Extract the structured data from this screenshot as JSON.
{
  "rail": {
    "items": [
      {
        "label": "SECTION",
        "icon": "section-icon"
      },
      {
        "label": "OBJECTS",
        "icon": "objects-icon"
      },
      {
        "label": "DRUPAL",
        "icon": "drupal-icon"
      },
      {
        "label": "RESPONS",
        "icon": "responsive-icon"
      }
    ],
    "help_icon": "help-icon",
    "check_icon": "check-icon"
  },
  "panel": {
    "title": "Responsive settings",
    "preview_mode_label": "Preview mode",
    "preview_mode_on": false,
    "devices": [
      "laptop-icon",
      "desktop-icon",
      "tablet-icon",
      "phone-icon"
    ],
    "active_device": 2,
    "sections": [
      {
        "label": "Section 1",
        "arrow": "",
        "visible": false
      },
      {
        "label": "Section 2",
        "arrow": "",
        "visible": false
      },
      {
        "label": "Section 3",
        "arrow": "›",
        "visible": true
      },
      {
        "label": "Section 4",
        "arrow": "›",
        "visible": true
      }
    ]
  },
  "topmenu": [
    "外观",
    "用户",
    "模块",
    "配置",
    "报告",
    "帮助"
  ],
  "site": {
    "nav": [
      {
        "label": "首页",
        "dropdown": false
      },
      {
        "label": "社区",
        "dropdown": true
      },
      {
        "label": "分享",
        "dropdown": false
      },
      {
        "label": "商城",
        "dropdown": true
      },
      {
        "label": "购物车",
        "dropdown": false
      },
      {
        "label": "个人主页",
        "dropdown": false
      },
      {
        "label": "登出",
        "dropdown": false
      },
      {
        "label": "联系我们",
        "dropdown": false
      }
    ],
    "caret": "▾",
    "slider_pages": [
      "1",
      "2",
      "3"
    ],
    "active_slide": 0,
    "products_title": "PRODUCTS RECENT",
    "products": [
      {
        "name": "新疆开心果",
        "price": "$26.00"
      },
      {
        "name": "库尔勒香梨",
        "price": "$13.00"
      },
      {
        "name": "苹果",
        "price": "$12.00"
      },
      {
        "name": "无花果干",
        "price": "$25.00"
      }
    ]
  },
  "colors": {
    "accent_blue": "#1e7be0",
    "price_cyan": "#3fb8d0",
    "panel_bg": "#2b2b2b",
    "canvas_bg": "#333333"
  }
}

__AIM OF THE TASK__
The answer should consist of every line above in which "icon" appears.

__TASK RESULT__
        "icon": "section-icon"
        "icon": "objects-icon"
        "icon": "drupal-icon"
        "icon": "responsive-icon"
    "help_icon": "help-icon",
    "check_icon": "check-icon"
      "laptop-icon",
      "desktop-icon",
      "tablet-icon",
      "phone-icon"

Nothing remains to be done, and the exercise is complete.